Although this example of Cade Cunningham, the consensus #1 overall pick in the upcoming 2021 NBA Draft is useful for this study, there are countless questions that must be asked to combat potential unnoticeable statistical biases. While there are too many to include in this short piece, a few that I find myself asking on a consistent basis are:

Player Intel

Intel Definition: Useful information concerning a subject of interest.

Basketball Application: What do we know about the player in terms of personality/background?

The last form of the player evaluation trilogy is player intel, which one could argue is also the most important in terms of long-term development and team success. The task of roster construction isn’t just plug and play based on talents. Player personalities and cultural fits play a huge part in future performance improvements and how a team functions as a cohesive unit. Regardless of their innate basketball talent, their probability of future success may be hindered from the start if they struggle to manage their off-court responsibilities. In a recent talk with a current G League associate head coach, he said “most NBA scouts are valued more for their intel rather than scouting reports.” While player intel had always seemed important, this statement really opened my mind to just how crucial the cognitive element of team building is. By then looking at this concept through a scouting framework, a few questions of many that I immediately considered were:

While no person in any basketball organization is perfect, there are certainly standards to be met both on and off the court, especially in professional basketball. I would be reluctant to draft, sign, or recruit a player with notorious personal issues ahead of a lesser talented player with fewer concerns who I know will be committed to the overarching goals at hand. However, once again, like much of the information covered in this piece, this can be a subjective issue based on the opinions of the decision makers. Some executives may find an issue about a player much less concerning than others, which is a different conversation for a different day. All in all, the element of intel is fundamental to success as a scout and should always be investigated during the evaluation process.

Synergy of the Trilogy

While success is never guaranteed, the probability that the final outcomes are both effective and efficient are much higher if made when all three aforementioned forms of evaluations are implemented into the decision-making process. While there are certainly other opinions, terms, or definitions to explain this synergy of tools, there is no arguing that adding differing perspectives leads to better informed decisions.
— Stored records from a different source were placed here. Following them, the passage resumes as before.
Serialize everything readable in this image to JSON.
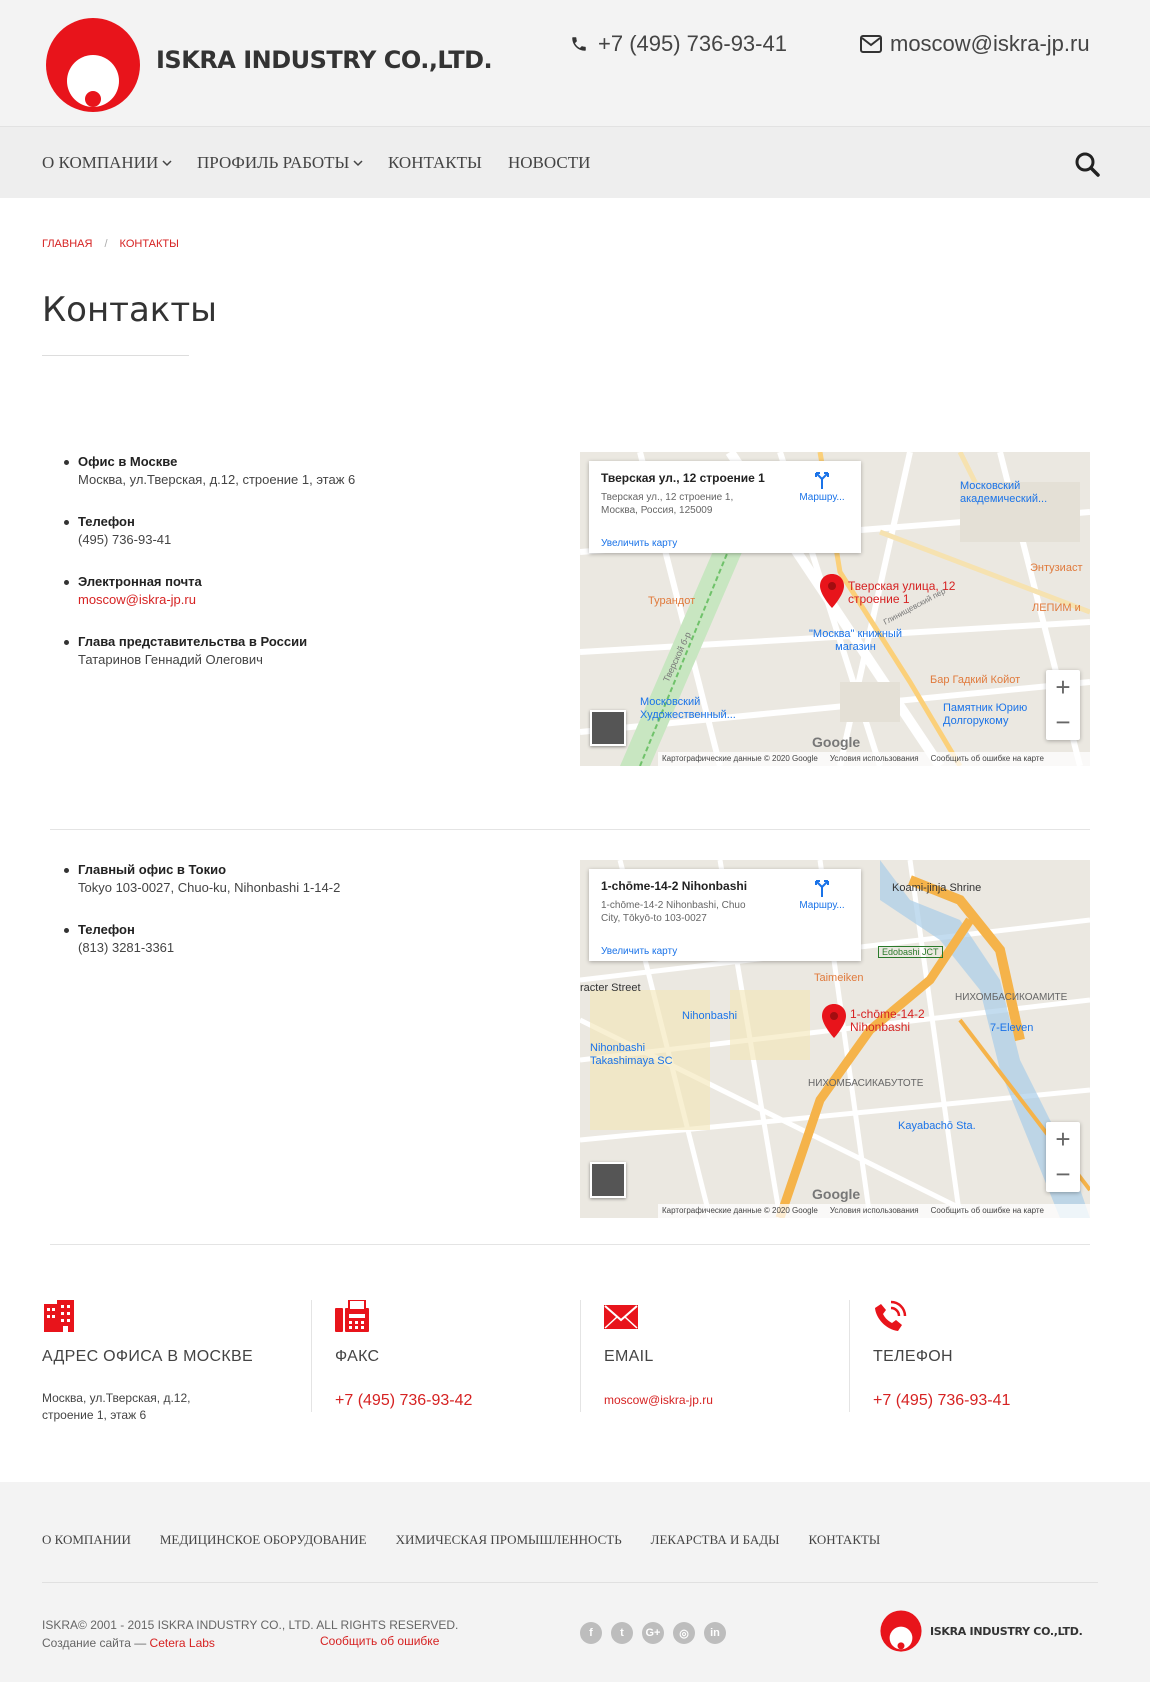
{
  "header": {
    "brand": "ISKRA INDUSTRY CO.,LTD.",
    "phone": "+7 (495) 736-93-41",
    "email": "moscow@iskra-jp.ru",
    "accent_color": "#e8141b"
  },
  "nav": {
    "items": [
      {
        "label": "О КОМПАНИИ",
        "dropdown": true
      },
      {
        "label": "ПРОФИЛЬ РАБОТЫ",
        "dropdown": true
      },
      {
        "label": "КОНТАКТЫ",
        "dropdown": false
      },
      {
        "label": "НОВОСТИ",
        "dropdown": false
      }
    ]
  },
  "breadcrumb": {
    "home": "ГЛАВНАЯ",
    "separator": "/",
    "current": "КОНТАКТЫ"
  },
  "page": {
    "title": "Контакты"
  },
  "moscow": {
    "items": [
      {
        "label": "Офис в Москве",
        "value": "Москва, ул.Тверская, д.12, строение 1, этаж 6"
      },
      {
        "label": "Телефон",
        "value": "(495) 736-93-41"
      },
      {
        "label": "Электронная почта",
        "value": "moscow@iskra-jp.ru"
      },
      {
        "label": "Глава представительства в России",
        "value": "Татаринов Геннадий Олегович"
      }
    ],
    "map": {
      "card_title": "Тверская ул., 12 строение 1",
      "card_address": "Тверская ул., 12 строение 1, Москва, Россия, 125009",
      "zoom_link": "Увеличить карту",
      "route": "Маршру...",
      "pin_label": "Тверская улица, 12 строение 1",
      "labels": [
        "Московский академический...",
        "Турандот",
        "\"Москва\" книжный магазин",
        "Бар Гадкий Койот",
        "Памятник Юрию Долгорукому",
        "Московский Художественный...",
        "Энтузиаст",
        "ЛЕПИМ и",
        "Тверской б-р",
        "Глинищевский пер"
      ],
      "attribution": [
        "Картографические данные © 2020 Google",
        "Условия использования",
        "Сообщить об ошибке на карте"
      ],
      "google": "Google",
      "zoom_in": "+",
      "zoom_out": "−"
    }
  },
  "tokyo": {
    "items": [
      {
        "label": "Главный офис в Токио",
        "value": "Tokyo 103-0027, Chuo-ku, Nihonbashi 1-14-2"
      },
      {
        "label": "Телефон",
        "value": "(813) 3281-3361"
      }
    ],
    "map": {
      "card_title": "1-chōme-14-2 Nihonbashi",
      "card_address": "1-chōme-14-2 Nihonbashi, Chuo City, Tōkyō-to 103-0027",
      "zoom_link": "Увеличить карту",
      "route": "Маршру...",
      "pin_label": "1-chōme-14-2 Nihonbashi",
      "labels": [
        "Koami-jinja Shrine",
        "Taimeiken",
        "Nihonbashi",
        "Nihonbashi Takashimaya SC",
        "НИХОМБАСИКОАМИТЕ",
        "7-Eleven",
        "НИХОМБАСИКАБУТОТЕ",
        "Kayabachō Sta.",
        "racter Street",
        "Edobashi JCT"
      ],
      "attribution": [
        "Картографические данные © 2020 Google",
        "Условия использования",
        "Сообщить об ошибке на карте"
      ],
      "google": "Google",
      "zoom_in": "+",
      "zoom_out": "−"
    }
  },
  "features": [
    {
      "icon": "building-icon",
      "title": "АДРЕС ОФИСА В МОСКВЕ",
      "value": "Москва, ул.Тверская, д.12,",
      "value2": "строение 1, этаж 6"
    },
    {
      "icon": "fax-icon",
      "title": "ФАКС",
      "value": "+7 (495) 736-93-42"
    },
    {
      "icon": "envelope-icon",
      "title": "EMAIL",
      "value": "moscow@iskra-jp.ru"
    },
    {
      "icon": "phone-icon",
      "title": "ТЕЛЕФОН",
      "value": "+7 (495) 736-93-41"
    }
  ],
  "footer": {
    "nav": [
      "О КОМПАНИИ",
      "МЕДИЦИНСКОЕ ОБОРУДОВАНИЕ",
      "ХИМИЧЕСКАЯ ПРОМЫШЛЕННОСТЬ",
      "ЛЕКАРСТВА И БАДЫ",
      "КОНТАКТЫ"
    ],
    "copyright": "ISKRA© 2001 - 2015 ISKRA INDUSTRY CO., LTD. ALL RIGHTS RESERVED.",
    "created_prefix": "Создание сайта —",
    "created_link": "Cetera Labs",
    "report": "Сообщить об ошибке",
    "socials": [
      {
        "icon": "facebook-icon",
        "glyph": "f"
      },
      {
        "icon": "twitter-icon",
        "glyph": "t"
      },
      {
        "icon": "google-plus-icon",
        "glyph": "G+"
      },
      {
        "icon": "instagram-icon",
        "glyph": "◎"
      },
      {
        "icon": "linkedin-icon",
        "glyph": "in"
      }
    ],
    "brand": "ISKRA INDUSTRY CO.,LTD."
  }
}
This also serves as a reminder that most of the time it is better to be the analyst with more questions than answers. In a much less serious but still highly relatable manner, Charles Darwin’s “survival of the fittest” theory is a perfect representation of this conundrum in not just basketball, but in sport. The incorporation of analytics into the already common player evaluation process is a significant advantage in today’s game and those who do not embrace it, whether that be fans, media, or teams, will be left behind.